== Brief ==
All of the data, except its images, should be set down exactly as it appears.

Items from a data source:
--------

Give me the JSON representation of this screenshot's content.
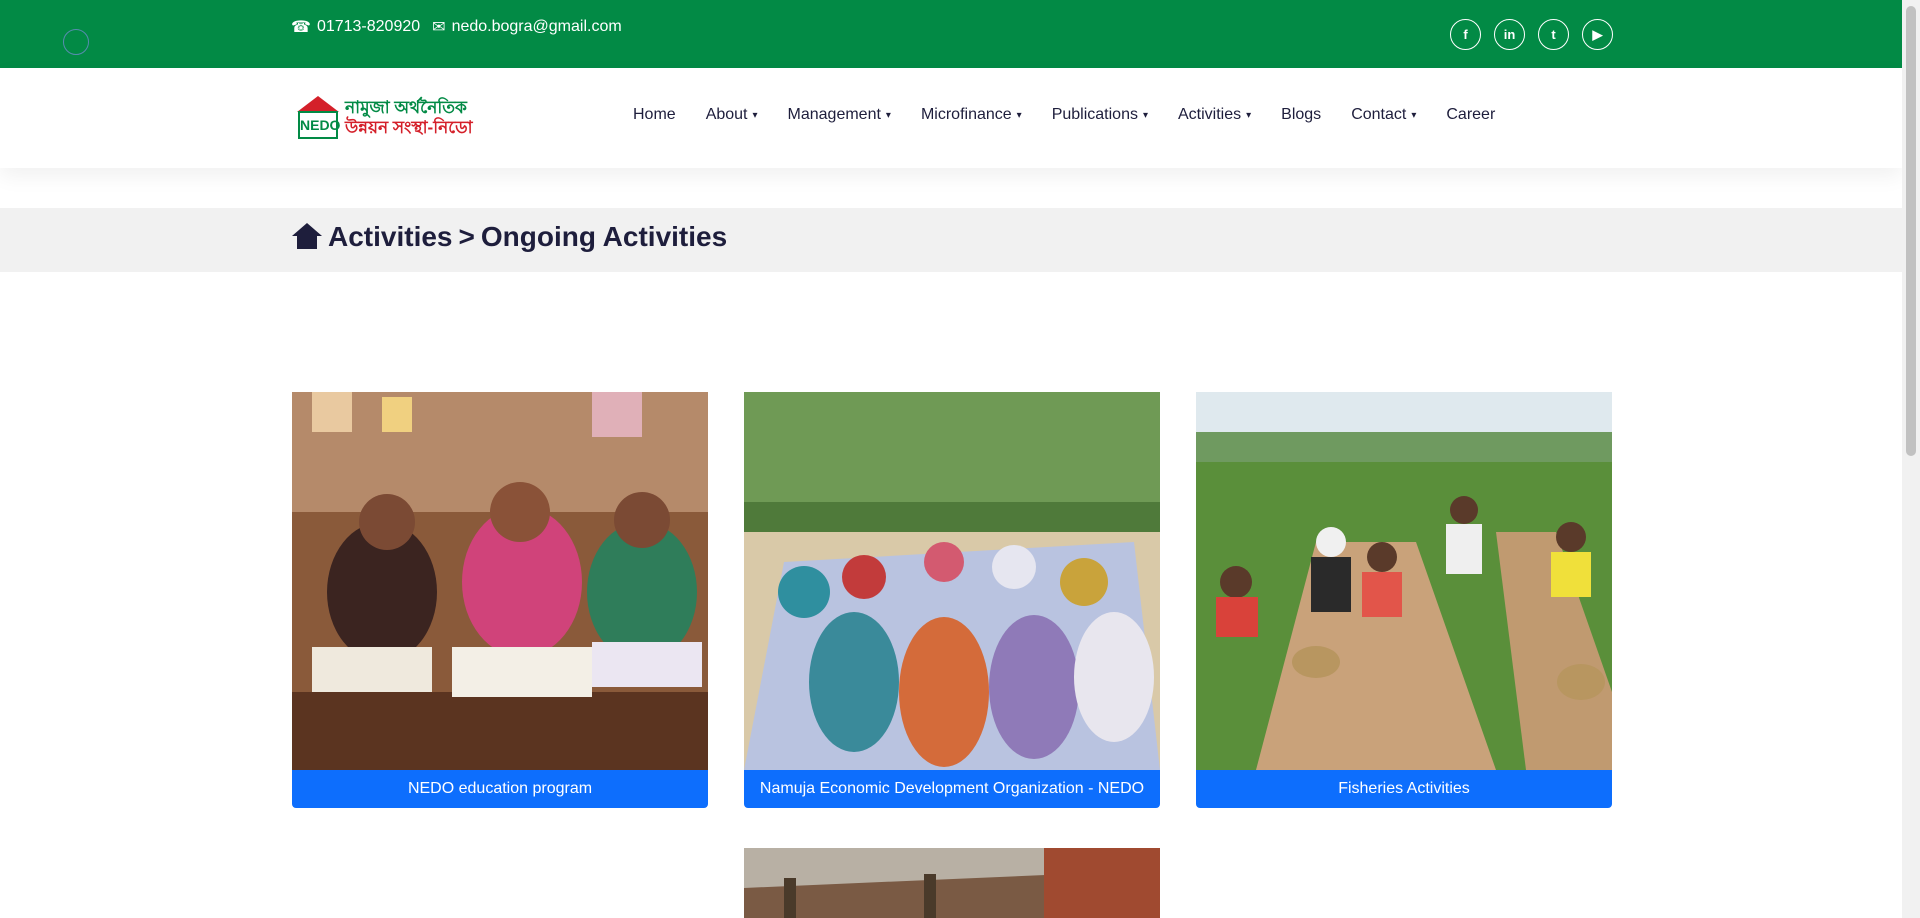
{
  "topbar": {
    "phone": "01713-820920",
    "email": "nedo.bogra@gmail.com",
    "social": [
      "f",
      "in",
      "t",
      "▶"
    ],
    "social_names": [
      "facebook-icon",
      "linkedin-icon",
      "twitter-icon",
      "youtube-icon"
    ]
  },
  "logo": {
    "mark": "NEDO",
    "line1": "নামুজা অর্থনৈতিক",
    "line2": "উন্নয়ন সংস্থা-নিডো"
  },
  "nav": {
    "items": [
      {
        "label": "Home",
        "dropdown": false
      },
      {
        "label": "About",
        "dropdown": true
      },
      {
        "label": "Management",
        "dropdown": true
      },
      {
        "label": "Microfinance",
        "dropdown": true
      },
      {
        "label": "Publications",
        "dropdown": true
      },
      {
        "label": "Activities",
        "dropdown": true
      },
      {
        "label": "Blogs",
        "dropdown": false
      },
      {
        "label": "Contact",
        "dropdown": true
      },
      {
        "label": "Career",
        "dropdown": false
      }
    ]
  },
  "breadcrumb": {
    "parent": "Activities",
    "separator": ">",
    "current": "Ongoing Activities"
  },
  "cards": [
    {
      "title": "NEDO education program"
    },
    {
      "title": "Namuja Economic Development Organization - NEDO"
    },
    {
      "title": "Fisheries Activities"
    },
    {
      "title": ""
    }
  ],
  "colors": {
    "topbar": "#028a45",
    "button": "#0d6efd",
    "text": "#1e1e3c"
  }
}
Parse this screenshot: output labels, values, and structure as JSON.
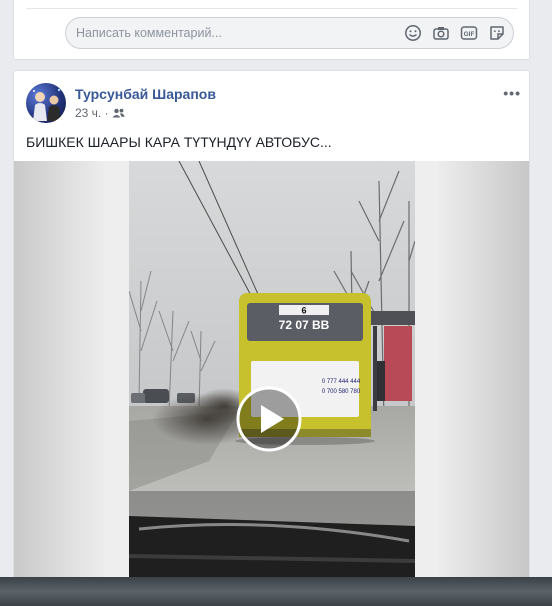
{
  "comment": {
    "placeholder": "Написать комментарий...",
    "icons": [
      "emoji-icon",
      "camera-icon",
      "gif-icon",
      "sticker-icon"
    ]
  },
  "post": {
    "author": "Турсунбай Шарапов",
    "time": "23 ч.",
    "audience_icon": "friends-icon",
    "more_label": "•••",
    "text": "БИШКЕК ШААРЫ КАРА ТҮТҮНДҮҮ АВТОБУС...",
    "video": {
      "bus_route": "6",
      "bus_plate": "72 07 BB",
      "ad_phone_1": "0 777 444 444",
      "ad_phone_2": "0 700 580 780"
    }
  }
}
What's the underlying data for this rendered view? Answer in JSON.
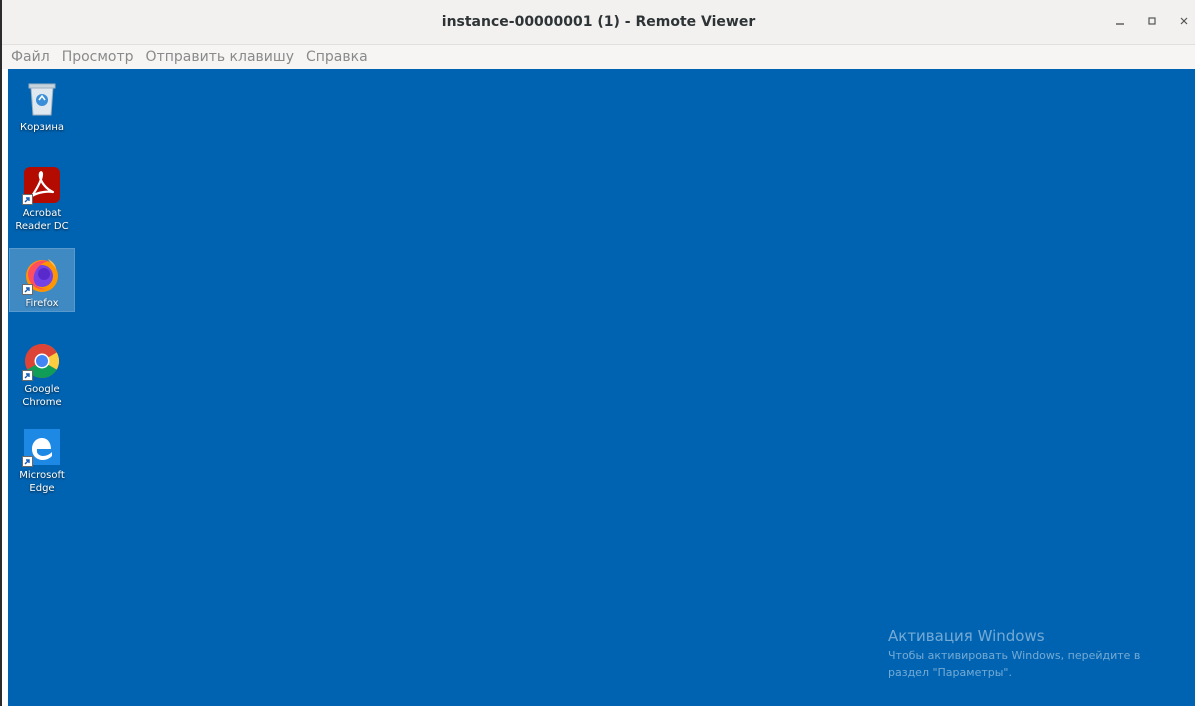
{
  "window": {
    "title": "instance-00000001 (1) - Remote Viewer",
    "controls": [
      "minimize",
      "maximize",
      "close"
    ]
  },
  "menu": {
    "items": [
      "Файл",
      "Просмотр",
      "Отправить клавишу",
      "Справка"
    ]
  },
  "desktop": {
    "background_color": "#0063b1",
    "icons": [
      {
        "label": "Корзина",
        "icon": "recycle-bin-icon",
        "shortcut": false,
        "selected": false
      },
      {
        "label": "Acrobat Reader DC",
        "icon": "acrobat-icon",
        "shortcut": true,
        "selected": false
      },
      {
        "label": "Firefox",
        "icon": "firefox-icon",
        "shortcut": true,
        "selected": true
      },
      {
        "label": "Google Chrome",
        "icon": "chrome-icon",
        "shortcut": true,
        "selected": false
      },
      {
        "label": "Microsoft Edge",
        "icon": "edge-icon",
        "shortcut": true,
        "selected": false
      }
    ]
  },
  "watermark": {
    "title": "Активация Windows",
    "line1": "Чтобы активировать Windows, перейдите в",
    "line2": "раздел \"Параметры\"."
  }
}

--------

== Answer to the exercise ==
Give me the JSON representation of this screenshot's content.
{
  "topbar": {
    "phone": "01713-820920",
    "email": "nedo.bogra@gmail.com",
    "social": [
      "f",
      "in",
      "t",
      "▶"
    ],
    "social_names": [
      "facebook-icon",
      "linkedin-icon",
      "twitter-icon",
      "youtube-icon"
    ]
  },
  "logo": {
    "mark": "NEDO",
    "line1": "নামুজা অর্থনৈতিক",
    "line2": "উন্নয়ন সংস্থা-নিডো"
  },
  "nav": {
    "items": [
      {
        "label": "Home",
        "dropdown": false
      },
      {
        "label": "About",
        "dropdown": true
      },
      {
        "label": "Management",
        "dropdown": true
      },
      {
        "label": "Microfinance",
        "dropdown": true
      },
      {
        "label": "Publications",
        "dropdown": true
      },
      {
        "label": "Activities",
        "dropdown": true
      },
      {
        "label": "Blogs",
        "dropdown": false
      },
      {
        "label": "Contact",
        "dropdown": true
      },
      {
        "label": "Career",
        "dropdown": false
      }
    ]
  },
  "breadcrumb": {
    "parent": "Activities",
    "separator": ">",
    "current": "Ongoing Activities"
  },
  "cards": [
    {
      "title": "NEDO education program"
    },
    {
      "title": "Namuja Economic Development Organization - NEDO"
    },
    {
      "title": "Fisheries Activities"
    },
    {
      "title": ""
    }
  ],
  "colors": {
    "topbar": "#028a45",
    "button": "#0d6efd",
    "text": "#1e1e3c"
  }
}
Parse this screenshot: output labels, values, and structure as JSON.
{
  "comment": {
    "placeholder": "Написать комментарий...",
    "icons": [
      "emoji-icon",
      "camera-icon",
      "gif-icon",
      "sticker-icon"
    ]
  },
  "post": {
    "author": "Турсунбай Шарапов",
    "time": "23 ч.",
    "audience_icon": "friends-icon",
    "more_label": "•••",
    "text": "БИШКЕК ШААРЫ КАРА ТҮТҮНДҮҮ АВТОБУС...",
    "video": {
      "bus_route": "6",
      "bus_plate": "72 07 BB",
      "ad_phone_1": "0 777 444 444",
      "ad_phone_2": "0 700 580 780"
    }
  }
}
What's the underlying data for this rendered view? Answer in JSON.
{
  "window": {
    "title": "instance-00000001 (1) - Remote Viewer",
    "controls": [
      "minimize",
      "maximize",
      "close"
    ]
  },
  "menu": {
    "items": [
      "Файл",
      "Просмотр",
      "Отправить клавишу",
      "Справка"
    ]
  },
  "desktop": {
    "background_color": "#0063b1",
    "icons": [
      {
        "label": "Корзина",
        "icon": "recycle-bin-icon",
        "shortcut": false,
        "selected": false
      },
      {
        "label": "Acrobat Reader DC",
        "icon": "acrobat-icon",
        "shortcut": true,
        "selected": false
      },
      {
        "label": "Firefox",
        "icon": "firefox-icon",
        "shortcut": true,
        "selected": true
      },
      {
        "label": "Google Chrome",
        "icon": "chrome-icon",
        "shortcut": true,
        "selected": false
      },
      {
        "label": "Microsoft Edge",
        "icon": "edge-icon",
        "shortcut": true,
        "selected": false
      }
    ]
  },
  "watermark": {
    "title": "Активация Windows",
    "line1": "Чтобы активировать Windows, перейдите в",
    "line2": "раздел \"Параметры\"."
  }
}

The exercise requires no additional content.